Estonia on the way to limiting freedom of assembly?
The law deals with, among others issues, the procedure of amending the Criminal Code and the law on foreigners.
Earlier this year the lawmakers also proposed and voted for amendments introducing criminal responsibility for calls for mass protests and preparation for them, as well as for distributing false information about Estonia which put at risk public security. They also implied the possibility of stripping naturalized citizens of their status for getting involved in mass protests.
In July, Estonian President Toomas Hendrik Ilves dismissed the draft law, which sparked wide disputes in the country. The president said that Estonian laws should prevent crimes against the state and punish people for actions undermining Estonia’s independence, territorial integrity and constitutional order. At the same time, Hendrik believes that it is unacceptable to limit democratic freedoms, especially freedom of assembly and expression.
Several politicians and public figures have criticized the proposed amendments, saying they would affect Estonia’s democratic development.
The parliamentarians believe that President Hendrik was not satisfied with the equivocal wording of the amendments rather than the essence. This time they have given more detailed description of offenses and crimes subject to punishment. For example, the definition “spreading of false information about the country” has been changed to “falsification of the information about Estonia”.

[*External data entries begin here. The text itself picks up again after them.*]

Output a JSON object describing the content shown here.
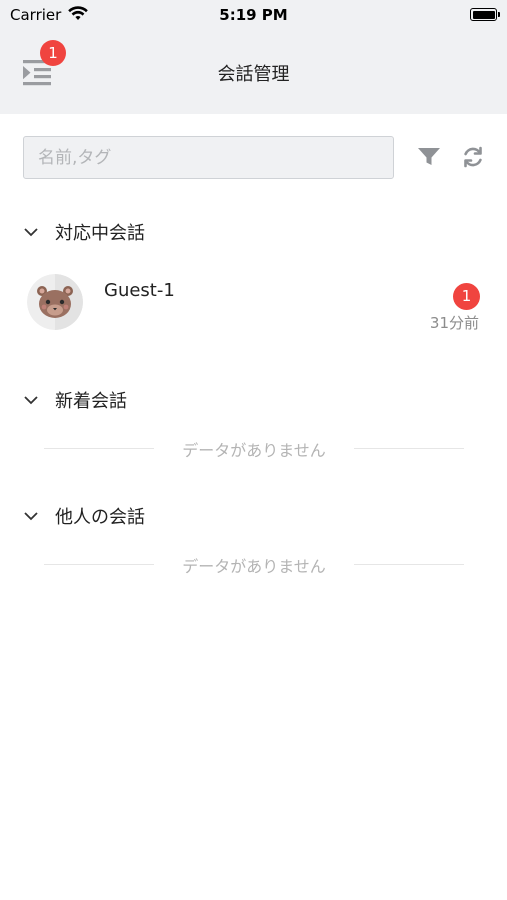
{
  "status_bar": {
    "carrier": "Carrier",
    "time": "5:19 PM"
  },
  "nav": {
    "title": "会話管理",
    "badge": "1"
  },
  "search": {
    "placeholder": "名前,タグ"
  },
  "sections": [
    {
      "title": "対応中会話"
    },
    {
      "title": "新着会話",
      "empty_text": "データがありません"
    },
    {
      "title": "他人の会話",
      "empty_text": "データがありません"
    }
  ],
  "conversation": {
    "name": "Guest-1",
    "unread": "1",
    "time": "31分前"
  },
  "colors": {
    "accent_badge": "#f0443f",
    "nav_bg": "#f0f1f3"
  }
}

Despite the changes to the original draft, the Estonian Anti-Fascist Committee has spoken against the voted amendments.
“These changes strengthen the legal basis for prosecution of dissidents and target first and foremost foreigners living in Estonia,” the committee’s statement says.
“Now, in the conditions of unstable economic development and the national splitting of civil society, any disagreement with high-ranking officials will be viewed as treason, support of occupation, or a call for mass protests.”
The committee has expressed hope that the president will not sign the document.
The initiative for the amendments comes from rightwing parties following the mass protests by Estonia’s Russian-speaking community in April 2007. The rallies were sparked by the government’s decision to move from central Tallinn a monument commemorating Soviet soldiers who perished in World War Two.